ClientEearth filed suit on January 8, 2019, in the EU General Court against the European Investment Bank (EIB), alleging that the bank had improperly rejected ClientEarth's petition for an internal review of the Bank's decision to finance a biomass power plant. ClientEarth argued that in rejecting its petition for internal review, the EIB misapplied the Aarhus Convention on access to information, public participation in decision-making and access to justice in environmental matters.

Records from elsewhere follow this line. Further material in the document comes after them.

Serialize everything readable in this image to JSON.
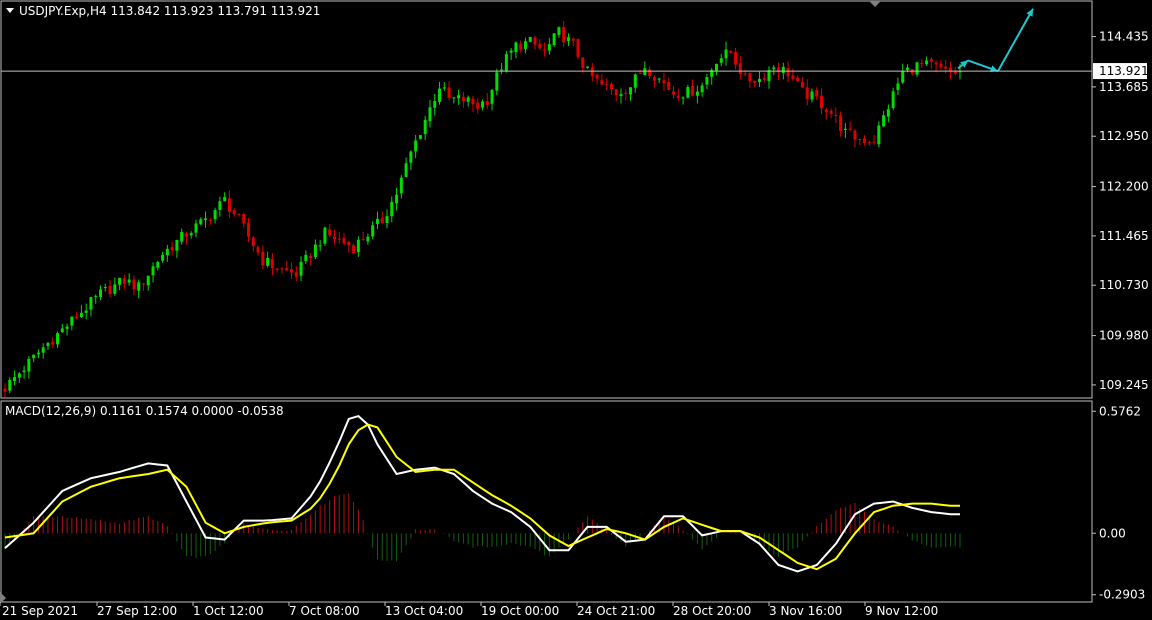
{
  "header": {
    "symbol_line": "USDJPY.Exp,H4  113.842 113.923 113.791 113.921"
  },
  "macd_header": "MACD(12,26,9) 0.1161 0.1574 0.0000 -0.0538",
  "price_label": "113.921",
  "colors": {
    "background": "#000000",
    "bull": "#00dd00",
    "bear": "#dd0000",
    "grid": "#c0c0c0",
    "arrow": "#1ec8d2",
    "macd_line": "#ffffff",
    "signal_line": "#ffff00",
    "hist_pos": "#b01010",
    "hist_neg": "#106010"
  },
  "chart_data": [
    {
      "type": "candlestick",
      "price_ticks": [
        "114.435",
        "113.685",
        "112.950",
        "112.200",
        "111.465",
        "110.730",
        "109.980",
        "109.245"
      ],
      "x_ticks": [
        "21 Sep 2021",
        "27 Sep 12:00",
        "1 Oct 12:00",
        "7 Oct 08:00",
        "13 Oct 04:00",
        "19 Oct 00:00",
        "24 Oct 21:00",
        "28 Oct 20:00",
        "3 Nov 16:00",
        "9 Nov 12:00"
      ],
      "ylim": [
        109.05,
        114.95
      ],
      "current_price": 113.921,
      "close_path": [
        [
          0,
          109.2
        ],
        [
          8,
          109.8
        ],
        [
          14,
          110.2
        ],
        [
          20,
          110.6
        ],
        [
          25,
          110.8
        ],
        [
          28,
          110.7
        ],
        [
          33,
          111.2
        ],
        [
          38,
          111.5
        ],
        [
          42,
          111.7
        ],
        [
          46,
          112.0
        ],
        [
          49,
          111.7
        ],
        [
          54,
          111.1
        ],
        [
          58,
          110.95
        ],
        [
          61,
          110.9
        ],
        [
          63,
          111.1
        ],
        [
          67,
          111.5
        ],
        [
          70,
          111.4
        ],
        [
          73,
          111.3
        ],
        [
          76,
          111.5
        ],
        [
          79,
          111.7
        ],
        [
          82,
          112.1
        ],
        [
          85,
          112.7
        ],
        [
          88,
          113.2
        ],
        [
          91,
          113.7
        ],
        [
          93,
          113.5
        ],
        [
          96,
          113.5
        ],
        [
          99,
          113.4
        ],
        [
          101,
          113.5
        ],
        [
          104,
          114.0
        ],
        [
          107,
          114.3
        ],
        [
          110,
          114.35
        ],
        [
          113,
          114.2
        ],
        [
          116,
          114.5
        ],
        [
          119,
          114.3
        ],
        [
          122,
          113.9
        ],
        [
          125,
          113.7
        ],
        [
          128,
          113.6
        ],
        [
          131,
          113.7
        ],
        [
          134,
          114.0
        ],
        [
          137,
          113.8
        ],
        [
          140,
          113.6
        ],
        [
          143,
          113.6
        ],
        [
          146,
          113.7
        ],
        [
          149,
          114.1
        ],
        [
          152,
          114.2
        ],
        [
          155,
          113.8
        ],
        [
          158,
          113.8
        ],
        [
          161,
          114.0
        ],
        [
          164,
          113.9
        ],
        [
          167,
          113.6
        ],
        [
          170,
          113.5
        ],
        [
          173,
          113.3
        ],
        [
          176,
          113.0
        ],
        [
          179,
          112.9
        ],
        [
          182,
          112.9
        ],
        [
          185,
          113.4
        ],
        [
          188,
          113.9
        ],
        [
          191,
          114.0
        ],
        [
          194,
          114.0
        ],
        [
          197,
          113.9
        ],
        [
          200,
          113.9
        ]
      ],
      "forecast_arrows": [
        [
          113.96,
          114.08
        ],
        [
          114.08,
          113.92
        ],
        [
          113.92,
          114.85
        ]
      ]
    },
    {
      "type": "line",
      "title": "MACD(12,26,9)",
      "y_ticks": [
        "0.5762",
        "0.00",
        "-0.2903"
      ],
      "ylim": [
        -0.32,
        0.62
      ],
      "macd_path": [
        [
          0,
          -0.07
        ],
        [
          6,
          0.05
        ],
        [
          12,
          0.2
        ],
        [
          18,
          0.26
        ],
        [
          24,
          0.29
        ],
        [
          30,
          0.33
        ],
        [
          34,
          0.32
        ],
        [
          38,
          0.15
        ],
        [
          42,
          -0.02
        ],
        [
          46,
          -0.03
        ],
        [
          50,
          0.06
        ],
        [
          55,
          0.06
        ],
        [
          60,
          0.07
        ],
        [
          65,
          0.2
        ],
        [
          69,
          0.38
        ],
        [
          72,
          0.54
        ],
        [
          75,
          0.56
        ],
        [
          78,
          0.42
        ],
        [
          82,
          0.28
        ],
        [
          86,
          0.3
        ],
        [
          90,
          0.31
        ],
        [
          94,
          0.28
        ],
        [
          98,
          0.2
        ],
        [
          102,
          0.14
        ],
        [
          106,
          0.1
        ],
        [
          110,
          0.03
        ],
        [
          114,
          -0.08
        ],
        [
          118,
          -0.08
        ],
        [
          122,
          0.03
        ],
        [
          126,
          0.03
        ],
        [
          130,
          -0.04
        ],
        [
          134,
          -0.03
        ],
        [
          138,
          0.08
        ],
        [
          142,
          0.08
        ],
        [
          146,
          -0.01
        ],
        [
          150,
          0.01
        ],
        [
          154,
          0.01
        ],
        [
          158,
          -0.05
        ],
        [
          162,
          -0.15
        ],
        [
          166,
          -0.18
        ],
        [
          170,
          -0.15
        ],
        [
          174,
          -0.05
        ],
        [
          178,
          0.09
        ],
        [
          182,
          0.14
        ],
        [
          186,
          0.15
        ],
        [
          190,
          0.12
        ],
        [
          194,
          0.1
        ],
        [
          198,
          0.09
        ]
      ],
      "signal_path": [
        [
          0,
          -0.02
        ],
        [
          6,
          0.0
        ],
        [
          12,
          0.15
        ],
        [
          18,
          0.22
        ],
        [
          24,
          0.26
        ],
        [
          30,
          0.28
        ],
        [
          34,
          0.3
        ],
        [
          38,
          0.22
        ],
        [
          42,
          0.05
        ],
        [
          46,
          0.0
        ],
        [
          50,
          0.03
        ],
        [
          55,
          0.05
        ],
        [
          60,
          0.06
        ],
        [
          65,
          0.13
        ],
        [
          69,
          0.27
        ],
        [
          72,
          0.42
        ],
        [
          75,
          0.52
        ],
        [
          78,
          0.5
        ],
        [
          82,
          0.36
        ],
        [
          86,
          0.29
        ],
        [
          90,
          0.3
        ],
        [
          94,
          0.3
        ],
        [
          98,
          0.24
        ],
        [
          102,
          0.18
        ],
        [
          106,
          0.13
        ],
        [
          110,
          0.07
        ],
        [
          114,
          -0.01
        ],
        [
          118,
          -0.06
        ],
        [
          122,
          -0.02
        ],
        [
          126,
          0.02
        ],
        [
          130,
          0.0
        ],
        [
          134,
          -0.03
        ],
        [
          138,
          0.03
        ],
        [
          142,
          0.07
        ],
        [
          146,
          0.04
        ],
        [
          150,
          0.01
        ],
        [
          154,
          0.01
        ],
        [
          158,
          -0.02
        ],
        [
          162,
          -0.08
        ],
        [
          166,
          -0.14
        ],
        [
          170,
          -0.17
        ],
        [
          174,
          -0.12
        ],
        [
          178,
          0.0
        ],
        [
          182,
          0.1
        ],
        [
          186,
          0.13
        ],
        [
          190,
          0.14
        ],
        [
          194,
          0.14
        ],
        [
          198,
          0.13
        ]
      ]
    }
  ]
}
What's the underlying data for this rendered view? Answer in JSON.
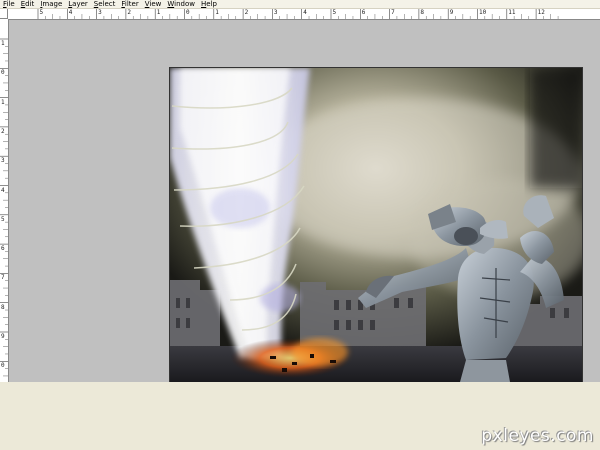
{
  "menubar": {
    "items": [
      "File",
      "Edit",
      "Image",
      "Layer",
      "Select",
      "Filter",
      "View",
      "Window",
      "Help"
    ]
  },
  "rulers": {
    "horizontal_labels": [
      "5",
      "4",
      "3",
      "2",
      "1",
      "0",
      "1",
      "2",
      "3",
      "4",
      "5",
      "6",
      "7",
      "8",
      "9",
      "10",
      "11",
      "12"
    ],
    "vertical_labels": [
      "1",
      "0",
      "1",
      "2",
      "3",
      "4",
      "5",
      "6",
      "7",
      "8",
      "9",
      "0"
    ]
  },
  "canvas": {
    "description_icon": "tornado-robot-artwork"
  },
  "watermark": "pxleyes.com"
}
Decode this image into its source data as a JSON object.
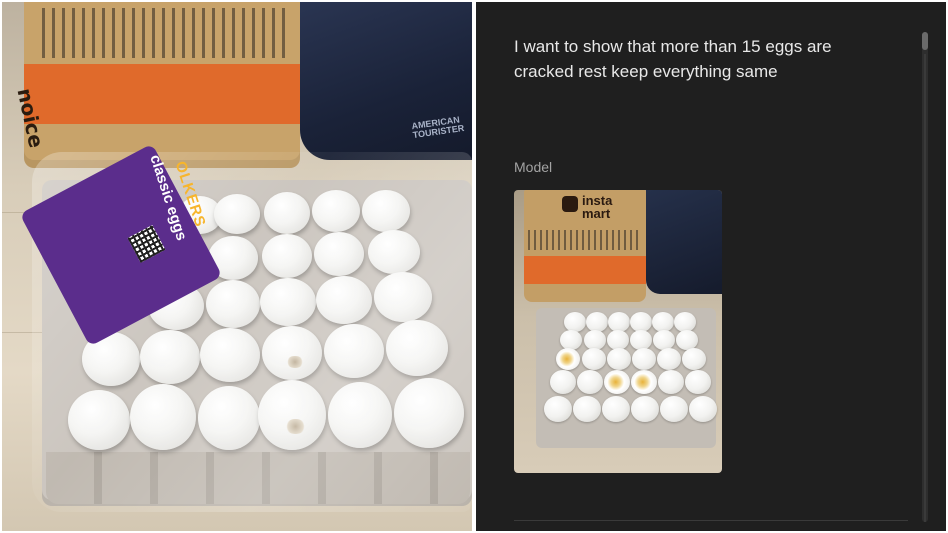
{
  "prompt": {
    "text": "I want to show that more than 15 eggs are cracked rest keep everything same"
  },
  "response": {
    "speaker_label": "Model"
  },
  "left_photo": {
    "bag_text": "noice",
    "blue_bag_text": "AMERICAN TOURISTER",
    "product_brand": "OLKERS",
    "product_name": "classic eggs"
  },
  "generated_image": {
    "logo_text": "insta mart"
  },
  "colors": {
    "chat_background": "#1f1f1f",
    "prompt_text": "#e8e8e8",
    "model_label": "#a3a3a3",
    "bag_orange": "#e06a2b",
    "label_purple": "#5b2d8c"
  }
}
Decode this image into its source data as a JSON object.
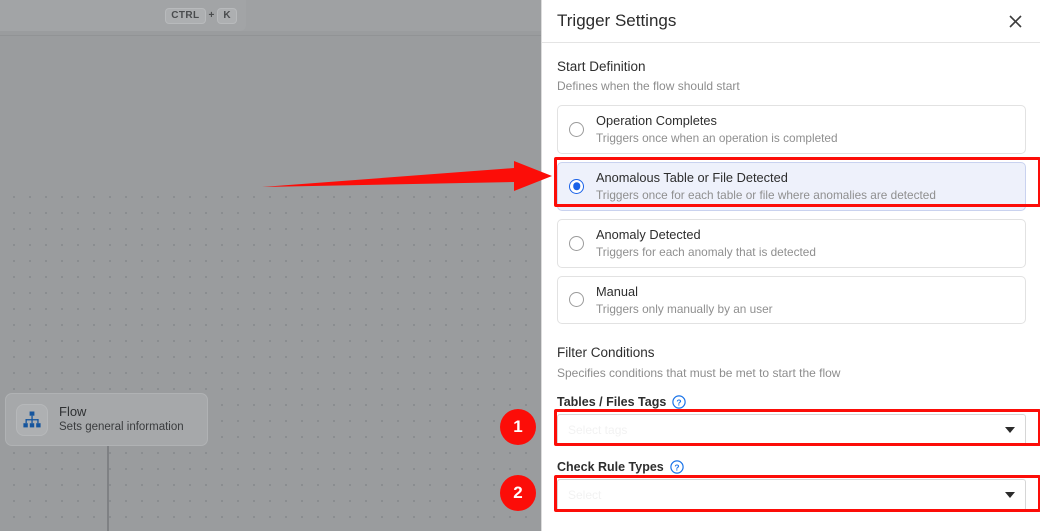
{
  "canvas": {
    "shortcut": {
      "key1": "CTRL",
      "plus": "+",
      "key2": "K"
    },
    "node": {
      "icon": "sitemap-icon",
      "title": "Flow",
      "subtitle": "Sets general information"
    }
  },
  "panel": {
    "title": "Trigger Settings",
    "close_icon": "close-icon",
    "start_definition": {
      "title": "Start Definition",
      "subtitle": "Defines when the flow should start",
      "options": [
        {
          "title": "Operation Completes",
          "subtitle": "Triggers once when an operation is completed",
          "selected": false
        },
        {
          "title": "Anomalous Table or File Detected",
          "subtitle": "Triggers once for each table or file where anomalies are detected",
          "selected": true
        },
        {
          "title": "Anomaly Detected",
          "subtitle": "Triggers for each anomaly that is detected",
          "selected": false
        },
        {
          "title": "Manual",
          "subtitle": "Triggers only manually by an user",
          "selected": false
        }
      ]
    },
    "filter_conditions": {
      "title": "Filter Conditions",
      "subtitle": "Specifies conditions that must be met to start the flow",
      "fields": [
        {
          "label": "Tables / Files Tags",
          "help_icon": "help-circle-icon",
          "value": "",
          "placeholder": "Select tags",
          "caret_icon": "chevron-down-icon"
        },
        {
          "label": "Check Rule Types",
          "help_icon": "help-circle-icon",
          "value": "",
          "placeholder": "Select",
          "caret_icon": "chevron-down-icon"
        }
      ]
    }
  },
  "annotations": {
    "arrow": {
      "name": "red-arrow-annotation",
      "color": "#fc0d08"
    },
    "badges": [
      {
        "label": "1",
        "color": "#fc0d08"
      },
      {
        "label": "2",
        "color": "#fc0d08"
      }
    ],
    "highlight_color": "#fc0d08"
  }
}
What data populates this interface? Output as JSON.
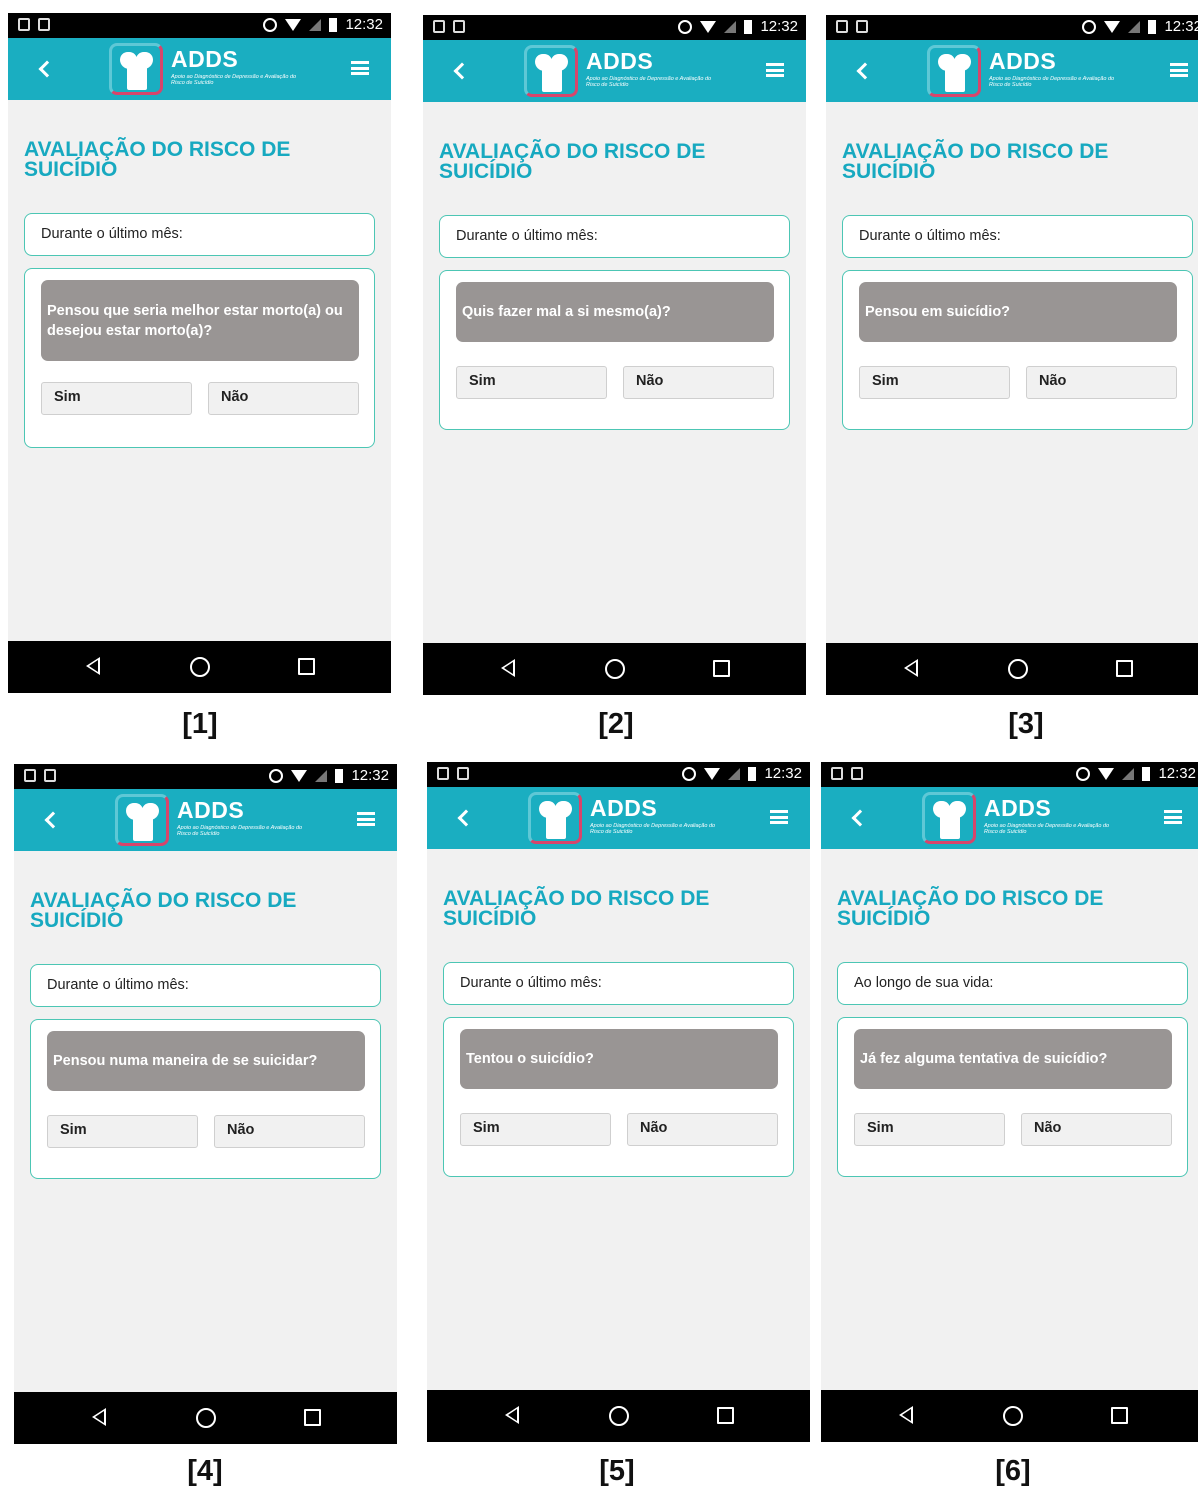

The EU General Court issued a decision on January 27, 2021, issuing an order that the EIB must accept ClientEarth's petition for internal review. The Court found that the financing decision was taken "under environmental law" because all acts of public authorities which may violate environmental law, regardless of whether the institution is formed by environmental law, should be subject to internal review. Here the EIB's decision was based on an assessment of whether it met renewable energy goals and therefore impacted environmental law. Further, the Court found that the decision was an "administrative act" despite the terms and conditions of the loan not yet being set because it produced definitive legally binding effects on third parties by enabling others to take steps to formalize the loan.
On April 2, 2021, the EIB appealed the decision with the European Court of Justice. The EIB alleges that the General Court, under the Aarhus Convention, misconstrued the notion of an ‘administrative act’, that the EIB decision to approve the loan does not have ‘legally binding and external effect’, and that the General Court was wrong when it classified the EIB’s decision as ‘adopted under environmental law’. The case is now pending before the Court of Justice.